Dozens of young people will be mentored to success out of a possible life of crime under a new scheme.
ROC WSM have launched a ROC Community Mentoring to mentor young people and families in Weston-super-Mare in Somerset who may end up in a life of crime.
The Young Persons Mentoring scheme aims to help young people between the ages of 5 and 17 to make positive choices and achieve set goals.
Weston-super-Mare is the latest town to join the 80-plus areas across Britain which are seeing extraordinary cuts in crime and boosts in kindness after taking up the unique Redeeming Our Communities (ROC UK) programme – with 170 more following suit.
The mentoring scheme will boost the self-esteem, confidence and resilience of the young people.
ROC WSM leaders Dave and Penny Hynds said: “We believe that stronger families produce stronger and healthier communities and that with the support of a ROC Mentor, young people and their families can reach their true potential and flourish.
“Our volunteer mentors are fully trained and drawn from across the local area, bringing with them a wealth of skills, knowledge and life experience and all are passionate about making a difference in their community.
“This scheme will give improved confidence and self-esteem for families and young people, greater resilience and to be better engaged in their community.”
Prospective mentors receive 14 hours of initial training, with topics including the COACH mentoring model, action planning, boundaries, safeguarding and understanding healthy families, together with ongoing training and support.
The modern-day Good Samaritan project ROC UK charity came to Weston-super-Mare 12 months ago and has already had huge positive effects with some nine different projects underway or ready to go. It was started by Debra Green in 2004 in Manchester.

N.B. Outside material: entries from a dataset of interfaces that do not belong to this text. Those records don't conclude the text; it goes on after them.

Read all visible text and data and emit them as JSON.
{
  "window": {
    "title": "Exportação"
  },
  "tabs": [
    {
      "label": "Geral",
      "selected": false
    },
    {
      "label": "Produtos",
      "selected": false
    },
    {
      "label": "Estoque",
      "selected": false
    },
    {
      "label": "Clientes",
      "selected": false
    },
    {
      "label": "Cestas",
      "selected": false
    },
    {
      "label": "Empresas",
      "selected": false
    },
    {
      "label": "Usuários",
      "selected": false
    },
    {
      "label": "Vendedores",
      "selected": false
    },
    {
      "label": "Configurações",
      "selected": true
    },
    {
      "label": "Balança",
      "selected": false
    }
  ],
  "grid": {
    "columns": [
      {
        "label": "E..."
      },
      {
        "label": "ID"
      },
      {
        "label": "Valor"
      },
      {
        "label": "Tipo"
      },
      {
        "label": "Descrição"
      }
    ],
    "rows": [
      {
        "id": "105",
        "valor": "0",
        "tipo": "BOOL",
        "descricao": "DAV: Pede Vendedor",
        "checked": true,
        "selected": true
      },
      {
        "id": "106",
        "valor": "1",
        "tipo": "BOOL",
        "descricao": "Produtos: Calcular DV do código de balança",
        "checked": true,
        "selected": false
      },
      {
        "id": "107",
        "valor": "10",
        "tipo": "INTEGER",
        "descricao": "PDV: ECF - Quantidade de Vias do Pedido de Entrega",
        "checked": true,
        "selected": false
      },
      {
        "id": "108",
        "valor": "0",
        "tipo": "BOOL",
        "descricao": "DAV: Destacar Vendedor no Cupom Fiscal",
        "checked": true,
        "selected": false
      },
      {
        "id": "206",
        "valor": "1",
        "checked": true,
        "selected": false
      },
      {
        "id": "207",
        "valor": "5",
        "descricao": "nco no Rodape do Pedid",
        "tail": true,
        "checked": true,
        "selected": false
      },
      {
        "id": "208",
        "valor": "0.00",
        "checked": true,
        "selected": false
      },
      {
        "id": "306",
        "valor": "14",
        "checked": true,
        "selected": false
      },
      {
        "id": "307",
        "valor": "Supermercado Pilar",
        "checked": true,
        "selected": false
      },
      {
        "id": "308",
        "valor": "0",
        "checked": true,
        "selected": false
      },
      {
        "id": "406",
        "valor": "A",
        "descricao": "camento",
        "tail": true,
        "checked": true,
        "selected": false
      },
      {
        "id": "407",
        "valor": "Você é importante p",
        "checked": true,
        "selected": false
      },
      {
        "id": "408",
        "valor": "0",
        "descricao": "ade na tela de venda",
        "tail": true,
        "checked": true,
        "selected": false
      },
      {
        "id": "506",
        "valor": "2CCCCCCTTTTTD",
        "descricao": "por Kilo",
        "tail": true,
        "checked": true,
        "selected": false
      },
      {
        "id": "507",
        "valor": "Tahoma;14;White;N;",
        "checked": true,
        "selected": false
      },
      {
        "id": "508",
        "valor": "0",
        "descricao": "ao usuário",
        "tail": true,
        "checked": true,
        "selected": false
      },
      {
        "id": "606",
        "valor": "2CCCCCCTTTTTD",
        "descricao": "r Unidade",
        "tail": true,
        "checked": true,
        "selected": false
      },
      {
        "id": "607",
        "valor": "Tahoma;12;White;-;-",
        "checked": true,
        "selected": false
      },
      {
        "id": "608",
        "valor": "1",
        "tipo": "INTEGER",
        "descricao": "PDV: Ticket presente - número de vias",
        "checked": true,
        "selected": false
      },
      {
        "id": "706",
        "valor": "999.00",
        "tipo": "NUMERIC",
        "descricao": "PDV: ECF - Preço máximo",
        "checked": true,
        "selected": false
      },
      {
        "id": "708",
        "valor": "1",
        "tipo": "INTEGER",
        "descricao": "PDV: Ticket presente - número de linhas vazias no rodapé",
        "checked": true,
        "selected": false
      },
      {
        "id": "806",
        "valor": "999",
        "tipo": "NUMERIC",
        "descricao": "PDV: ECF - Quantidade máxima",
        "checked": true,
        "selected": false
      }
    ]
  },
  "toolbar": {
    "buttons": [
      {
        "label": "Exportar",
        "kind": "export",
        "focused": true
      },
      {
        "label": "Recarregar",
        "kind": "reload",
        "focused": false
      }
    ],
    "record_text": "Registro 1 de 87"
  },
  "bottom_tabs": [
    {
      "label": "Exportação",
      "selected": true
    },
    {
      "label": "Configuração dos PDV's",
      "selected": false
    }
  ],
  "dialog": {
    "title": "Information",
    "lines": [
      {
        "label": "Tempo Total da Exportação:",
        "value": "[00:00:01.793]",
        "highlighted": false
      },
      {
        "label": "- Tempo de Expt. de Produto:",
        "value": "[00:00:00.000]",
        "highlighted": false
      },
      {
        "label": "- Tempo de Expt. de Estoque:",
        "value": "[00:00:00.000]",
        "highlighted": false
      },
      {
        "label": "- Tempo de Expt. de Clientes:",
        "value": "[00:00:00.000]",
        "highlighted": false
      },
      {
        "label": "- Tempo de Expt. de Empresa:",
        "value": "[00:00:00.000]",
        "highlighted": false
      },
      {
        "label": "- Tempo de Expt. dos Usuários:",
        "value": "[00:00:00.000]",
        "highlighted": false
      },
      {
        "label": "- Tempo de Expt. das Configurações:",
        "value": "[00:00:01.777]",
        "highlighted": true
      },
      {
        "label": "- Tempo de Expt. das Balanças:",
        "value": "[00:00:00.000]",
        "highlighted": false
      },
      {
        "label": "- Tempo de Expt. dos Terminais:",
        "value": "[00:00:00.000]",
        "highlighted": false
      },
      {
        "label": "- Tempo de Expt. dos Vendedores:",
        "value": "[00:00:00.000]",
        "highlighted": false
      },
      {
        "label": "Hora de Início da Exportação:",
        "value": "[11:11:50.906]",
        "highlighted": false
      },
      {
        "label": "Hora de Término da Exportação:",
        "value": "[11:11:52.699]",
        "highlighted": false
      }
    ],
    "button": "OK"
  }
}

She received an OBE for her work in 2014.
There has been crime-cutting work involving Avon and Somerset Police, North Somerset Council and others.
Projects have started to reduce loneliness and isolation, help with anger management, and to support those struggling to pay for food and bills.
There were thousands of acts of kindness during Covid19, delivering shopping, collecting prescriptions and providing telephone support given to help those in need with ongoing initiatives such as tele mentoring.
And there are other plans now for further financial help for residents, providing food clubs and a community fridge, and projects to stop low level crime and do free events to build hope.